How to complete this task
Retype each line of the listing. Do not alter anything.

Data
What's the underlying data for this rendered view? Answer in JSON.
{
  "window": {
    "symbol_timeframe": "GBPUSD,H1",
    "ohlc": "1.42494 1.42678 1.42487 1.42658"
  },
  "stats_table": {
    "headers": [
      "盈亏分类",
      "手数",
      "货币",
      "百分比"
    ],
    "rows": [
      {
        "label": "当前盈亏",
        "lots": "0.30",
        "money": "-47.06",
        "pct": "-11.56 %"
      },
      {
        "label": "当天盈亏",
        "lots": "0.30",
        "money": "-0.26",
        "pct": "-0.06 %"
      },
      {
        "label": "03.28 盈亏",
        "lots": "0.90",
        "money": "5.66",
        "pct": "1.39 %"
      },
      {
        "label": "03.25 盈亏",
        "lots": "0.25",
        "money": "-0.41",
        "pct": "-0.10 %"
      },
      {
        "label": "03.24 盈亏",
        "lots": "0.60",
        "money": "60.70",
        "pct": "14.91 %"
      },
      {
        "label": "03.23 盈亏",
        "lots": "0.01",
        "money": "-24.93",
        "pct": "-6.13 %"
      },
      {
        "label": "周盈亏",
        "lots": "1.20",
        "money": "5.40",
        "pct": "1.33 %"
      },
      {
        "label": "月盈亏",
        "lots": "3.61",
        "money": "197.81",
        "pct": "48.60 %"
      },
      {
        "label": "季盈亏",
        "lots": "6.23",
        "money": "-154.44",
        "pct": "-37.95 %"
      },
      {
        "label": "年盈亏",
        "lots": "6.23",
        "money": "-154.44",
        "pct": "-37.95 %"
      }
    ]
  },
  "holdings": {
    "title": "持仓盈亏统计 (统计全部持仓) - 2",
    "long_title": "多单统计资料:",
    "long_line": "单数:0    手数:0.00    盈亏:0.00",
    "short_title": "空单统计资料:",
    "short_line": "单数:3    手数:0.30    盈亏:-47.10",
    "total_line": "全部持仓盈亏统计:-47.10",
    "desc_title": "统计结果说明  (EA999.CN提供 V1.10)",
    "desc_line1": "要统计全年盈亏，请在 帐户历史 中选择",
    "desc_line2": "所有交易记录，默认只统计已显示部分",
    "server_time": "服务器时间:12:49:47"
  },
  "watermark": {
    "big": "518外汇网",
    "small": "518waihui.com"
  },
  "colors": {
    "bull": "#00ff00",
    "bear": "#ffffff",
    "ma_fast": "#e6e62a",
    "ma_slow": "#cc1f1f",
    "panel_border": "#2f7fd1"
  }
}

Task answer
What's the underlying data for this rendered view? Answer in JSON.
{
  "window": {
    "symbol_timeframe": "GBPUSD,H1",
    "ohlc": "1.42494 1.42678 1.42487 1.42658"
  },
  "stats_table": {
    "headers": [
      "盈亏分类",
      "手数",
      "货币",
      "百分比"
    ],
    "rows": [
      {
        "label": "当前盈亏",
        "lots": "0.30",
        "money": "-47.06",
        "pct": "-11.56 %"
      },
      {
        "label": "当天盈亏",
        "lots": "0.30",
        "money": "-0.26",
        "pct": "-0.06 %"
      },
      {
        "label": "03.28 盈亏",
        "lots": "0.90",
        "money": "5.66",
        "pct": "1.39 %"
      },
      {
        "label": "03.25 盈亏",
        "lots": "0.25",
        "money": "-0.41",
        "pct": "-0.10 %"
      },
      {
        "label": "03.24 盈亏",
        "lots": "0.60",
        "money": "60.70",
        "pct": "14.91 %"
      },
      {
        "label": "03.23 盈亏",
        "lots": "0.01",
        "money": "-24.93",
        "pct": "-6.13 %"
      },
      {
        "label": "周盈亏",
        "lots": "1.20",
        "money": "5.40",
        "pct": "1.33 %"
      },
      {
        "label": "月盈亏",
        "lots": "3.61",
        "money": "197.81",
        "pct": "48.60 %"
      },
      {
        "label": "季盈亏",
        "lots": "6.23",
        "money": "-154.44",
        "pct": "-37.95 %"
      },
      {
        "label": "年盈亏",
        "lots": "6.23",
        "money": "-154.44",
        "pct": "-37.95 %"
      }
    ]
  },
  "holdings": {
    "title": "持仓盈亏统计 (统计全部持仓) - 2",
    "long_title": "多单统计资料:",
    "long_line": "单数:0    手数:0.00    盈亏:0.00",
    "short_title": "空单统计资料:",
    "short_line": "单数:3    手数:0.30    盈亏:-47.10",
    "total_line": "全部持仓盈亏统计:-47.10",
    "desc_title": "统计结果说明  (EA999.CN提供 V1.10)",
    "desc_line1": "要统计全年盈亏，请在 帐户历史 中选择",
    "desc_line2": "所有交易记录，默认只统计已显示部分",
    "server_time": "服务器时间:12:49:47"
  },
  "watermark": {
    "big": "518外汇网",
    "small": "518waihui.com"
  },
  "colors": {
    "bull": "#00ff00",
    "bear": "#ffffff",
    "ma_fast": "#e6e62a",
    "ma_slow": "#cc1f1f",
    "panel_border": "#2f7fd1"
  }
}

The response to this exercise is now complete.